Photo by Ben Herbert on I’m standing on a cliff overlooking the water’s edge. The sky is present, hanging there in its vastness, holding this moment with symphonic strains of gray and electric buzz. Watching, suspended, sensing. I see to both sides of me vast white cliffs carved out by relentless grasping of the ocean extending down the coastline. The earth where I am standing up above gives just the right yield and welcome, with its soft grass and dainty yellow flowers, falsely giving the impression of delicacy, when anyone can see that they are hardy to withstand the harshness of forces here. There is an undeniable tightness of gravity here, pinning me down, tugging at me, slowing down my step. I feel as if this force could just sweep me away with the littlest of a flick, like an ant off the table. It screams danger while it beckons. My life had been recently taking on new grander design dimensions when this place and I met. Dating a new man, after being a singl

I want to remind me...

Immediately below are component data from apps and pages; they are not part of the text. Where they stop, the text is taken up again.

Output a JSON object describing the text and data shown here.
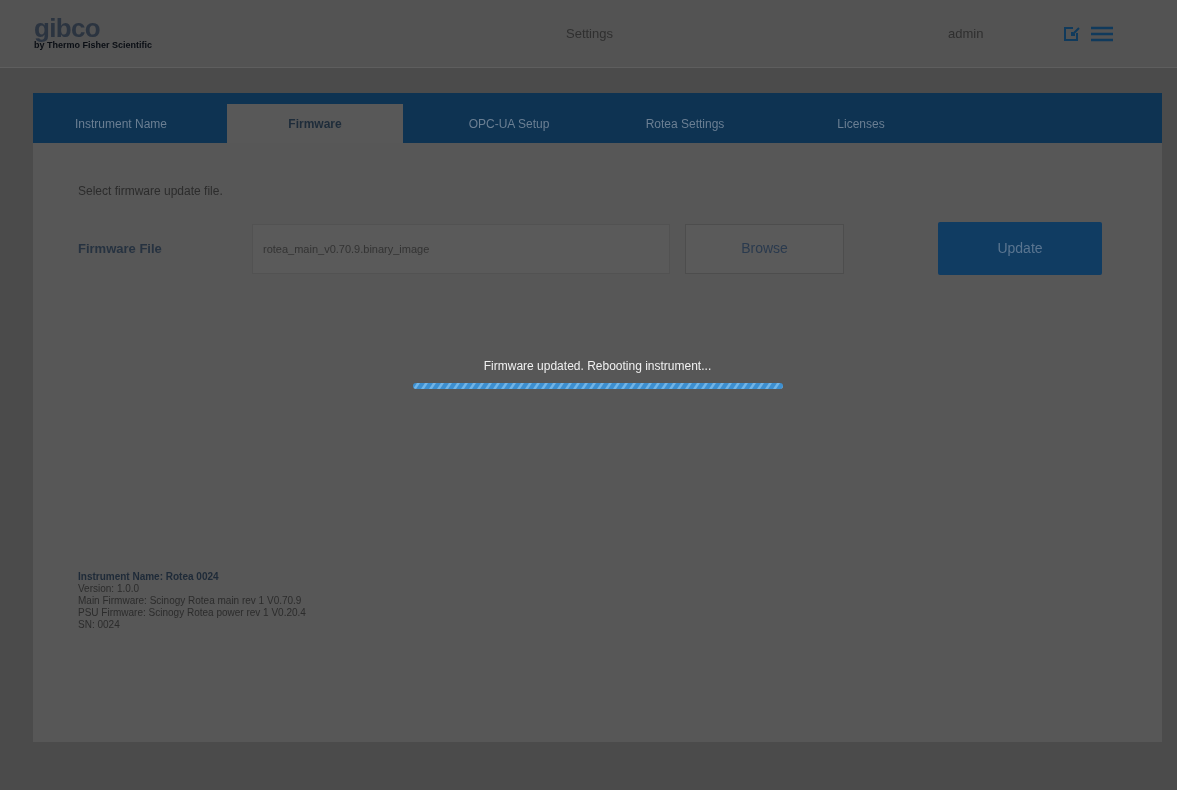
{
  "header": {
    "logo": "gibco",
    "logo_tagline": "by Thermo Fisher Scientific",
    "title": "Settings",
    "user": "admin"
  },
  "tabs": [
    {
      "label": "Instrument Name",
      "selected": false
    },
    {
      "label": "Firmware",
      "selected": true
    },
    {
      "label": "OPC-UA Setup",
      "selected": false
    },
    {
      "label": "Rotea Settings",
      "selected": false
    },
    {
      "label": "Licenses",
      "selected": false
    }
  ],
  "firmware": {
    "instruction": "Select firmware update file.",
    "label": "Firmware File",
    "value": "rotea_main_v0.70.9.binary_image",
    "browse_button": "Browse",
    "update_button": "Update"
  },
  "progress": {
    "message": "Firmware updated. Rebooting instrument...",
    "level": 1
  },
  "info": [
    {
      "text": "Instrument Name: Rotea 0024",
      "bold": true
    },
    {
      "text": "Version: 1.0.0",
      "bold": false
    },
    {
      "text": "Main Firmware: Scinogy Rotea main rev 1 V0.70.9",
      "bold": false
    },
    {
      "text": "PSU Firmware: Scinogy Rotea power rev 1 V0.20.4",
      "bold": false
    },
    {
      "text": "SN: 0024",
      "bold": false
    }
  ]
}
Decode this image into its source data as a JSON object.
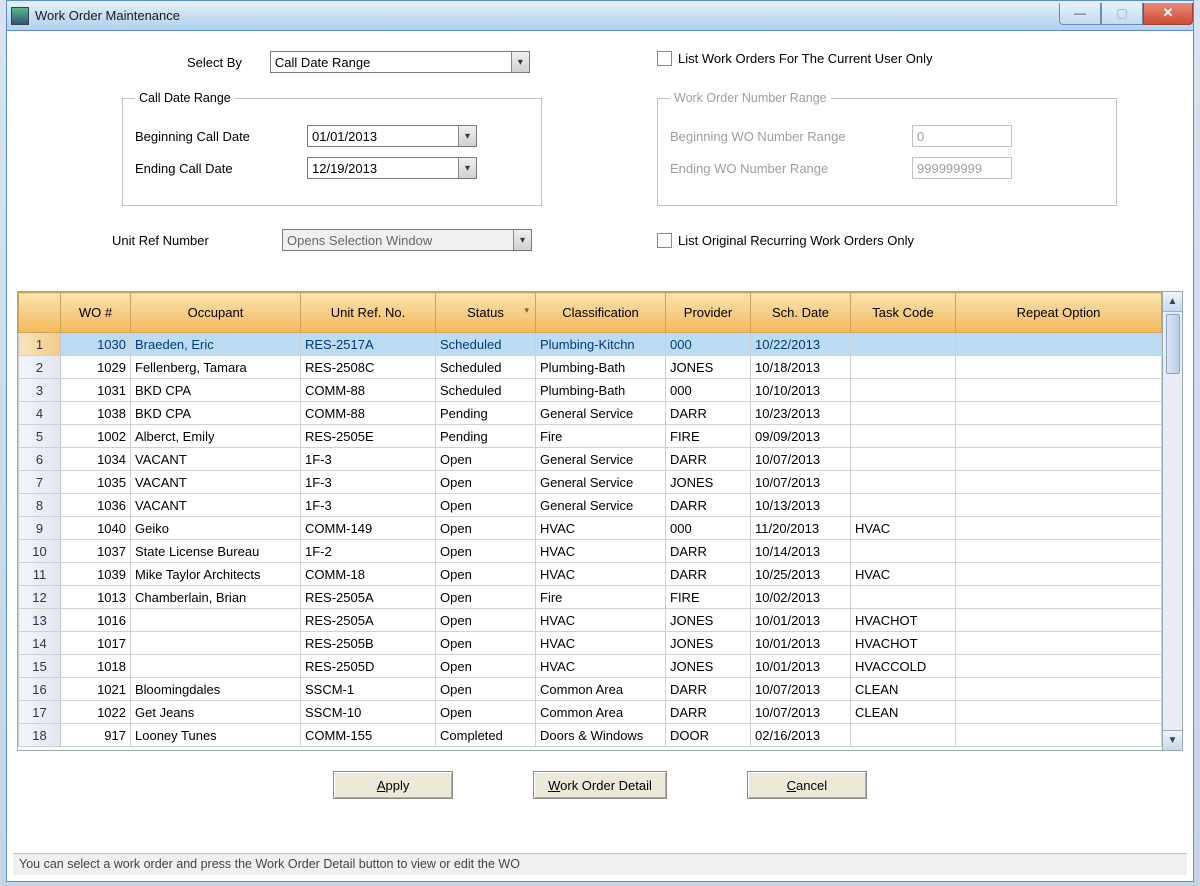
{
  "window": {
    "title": "Work Order Maintenance"
  },
  "filters": {
    "select_by": {
      "label": "Select By",
      "value": "Call Date Range"
    },
    "list_current_user": {
      "label": "List Work Orders For The Current User Only",
      "checked": false
    },
    "call_date_range": {
      "legend": "Call Date Range",
      "begin_label": "Beginning Call Date",
      "begin_value": "01/01/2013",
      "end_label": "Ending Call Date",
      "end_value": "12/19/2013"
    },
    "wo_number_range": {
      "legend": "Work Order Number Range",
      "begin_label": "Beginning WO Number Range",
      "begin_value": "0",
      "end_label": "Ending WO Number Range",
      "end_value": "999999999"
    },
    "unit_ref": {
      "label": "Unit Ref Number",
      "placeholder": "Opens Selection Window"
    },
    "list_recurring": {
      "label": "List Original Recurring Work Orders Only",
      "checked": false
    }
  },
  "grid": {
    "columns": [
      "WO #",
      "Occupant",
      "Unit Ref. No.",
      "Status",
      "Classification",
      "Provider",
      "Sch. Date",
      "Task Code",
      "Repeat Option"
    ],
    "sort_col_index": 3,
    "selected_row": 0,
    "rows": [
      {
        "wo": "1030",
        "occ": "Braeden, Eric",
        "unit": "RES-2517A",
        "status": "Scheduled",
        "class": "Plumbing-Kitchn",
        "prov": "000",
        "date": "10/22/2013",
        "task": "",
        "repeat": ""
      },
      {
        "wo": "1029",
        "occ": "Fellenberg, Tamara",
        "unit": "RES-2508C",
        "status": "Scheduled",
        "class": "Plumbing-Bath",
        "prov": "JONES",
        "date": "10/18/2013",
        "task": "",
        "repeat": ""
      },
      {
        "wo": "1031",
        "occ": "BKD CPA",
        "unit": "COMM-88",
        "status": "Scheduled",
        "class": "Plumbing-Bath",
        "prov": "000",
        "date": "10/10/2013",
        "task": "",
        "repeat": ""
      },
      {
        "wo": "1038",
        "occ": "BKD CPA",
        "unit": "COMM-88",
        "status": "Pending",
        "class": "General Service",
        "prov": "DARR",
        "date": "10/23/2013",
        "task": "",
        "repeat": ""
      },
      {
        "wo": "1002",
        "occ": "Alberct, Emily",
        "unit": "RES-2505E",
        "status": "Pending",
        "class": "Fire",
        "prov": "FIRE",
        "date": "09/09/2013",
        "task": "",
        "repeat": ""
      },
      {
        "wo": "1034",
        "occ": "VACANT",
        "unit": "1F-3",
        "status": "Open",
        "class": "General Service",
        "prov": "DARR",
        "date": "10/07/2013",
        "task": "",
        "repeat": ""
      },
      {
        "wo": "1035",
        "occ": "VACANT",
        "unit": "1F-3",
        "status": "Open",
        "class": "General Service",
        "prov": "JONES",
        "date": "10/07/2013",
        "task": "",
        "repeat": ""
      },
      {
        "wo": "1036",
        "occ": "VACANT",
        "unit": "1F-3",
        "status": "Open",
        "class": "General Service",
        "prov": "DARR",
        "date": "10/13/2013",
        "task": "",
        "repeat": ""
      },
      {
        "wo": "1040",
        "occ": "Geiko",
        "unit": "COMM-149",
        "status": "Open",
        "class": "HVAC",
        "prov": "000",
        "date": "11/20/2013",
        "task": "HVAC",
        "repeat": ""
      },
      {
        "wo": "1037",
        "occ": "State License Bureau",
        "unit": "1F-2",
        "status": "Open",
        "class": "HVAC",
        "prov": "DARR",
        "date": "10/14/2013",
        "task": "",
        "repeat": ""
      },
      {
        "wo": "1039",
        "occ": "Mike Taylor Architects",
        "unit": "COMM-18",
        "status": "Open",
        "class": "HVAC",
        "prov": "DARR",
        "date": "10/25/2013",
        "task": "HVAC",
        "repeat": ""
      },
      {
        "wo": "1013",
        "occ": "Chamberlain, Brian",
        "unit": "RES-2505A",
        "status": "Open",
        "class": "Fire",
        "prov": "FIRE",
        "date": "10/02/2013",
        "task": "",
        "repeat": ""
      },
      {
        "wo": "1016",
        "occ": "",
        "unit": "RES-2505A",
        "status": "Open",
        "class": "HVAC",
        "prov": "JONES",
        "date": "10/01/2013",
        "task": "HVACHOT",
        "repeat": ""
      },
      {
        "wo": "1017",
        "occ": "",
        "unit": "RES-2505B",
        "status": "Open",
        "class": "HVAC",
        "prov": "JONES",
        "date": "10/01/2013",
        "task": "HVACHOT",
        "repeat": ""
      },
      {
        "wo": "1018",
        "occ": "",
        "unit": "RES-2505D",
        "status": "Open",
        "class": "HVAC",
        "prov": "JONES",
        "date": "10/01/2013",
        "task": "HVACCOLD",
        "repeat": ""
      },
      {
        "wo": "1021",
        "occ": "Bloomingdales",
        "unit": "SSCM-1",
        "status": "Open",
        "class": "Common Area",
        "prov": "DARR",
        "date": "10/07/2013",
        "task": "CLEAN",
        "repeat": ""
      },
      {
        "wo": "1022",
        "occ": "Get Jeans",
        "unit": "SSCM-10",
        "status": "Open",
        "class": "Common Area",
        "prov": "DARR",
        "date": "10/07/2013",
        "task": "CLEAN",
        "repeat": ""
      },
      {
        "wo": "917",
        "occ": "Looney Tunes",
        "unit": "COMM-155",
        "status": "Completed",
        "class": "Doors & Windows",
        "prov": "DOOR",
        "date": "02/16/2013",
        "task": "",
        "repeat": ""
      }
    ]
  },
  "buttons": {
    "apply": "Apply",
    "detail": "Work Order Detail",
    "cancel": "Cancel"
  },
  "status_text": "You can select a work order and press the Work Order Detail button to view or edit the WO"
}
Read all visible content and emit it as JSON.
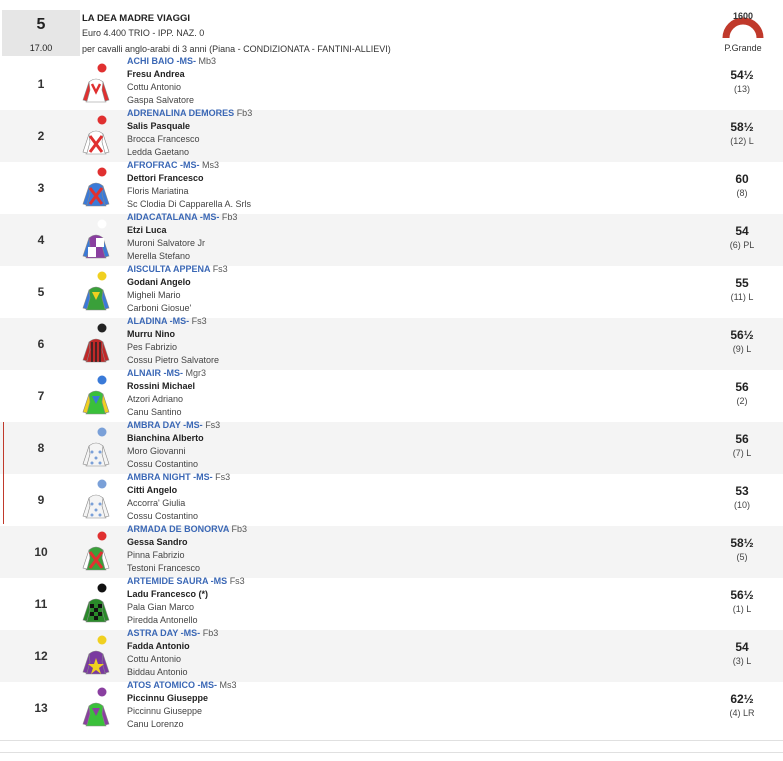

My thoughts drift back to when I was a child. I had a little toy kitchen sink and stove, no nouveau riche set, à la pottery barn, but very basic and snap together. It was set up in the unfinished basement on top of orange Muppet shag rugs that covered some of the cold concrete. There was a giant TV that looked like it had been built in a giant dresser. One top of its console lifted to play vinyl records and the other to play LP’s. Look it up. My kitchen was set up in the corner by the window well, where I could see cobwebs and spiders filtering the outside light shining through. I don’t remember playing much as a kid, but I do remember cleaning up the toys stored in giant Tang cans down there--organizing and reorganizing them at my mom's bidding, to rest the perfectly sorted toys in glowing metallic green cylinders, on pastel yellow metal shelves, the quiet yellow that sort of softened the Muppet rug domination, but added a utilitarian feel to the unfinished basement. I shoul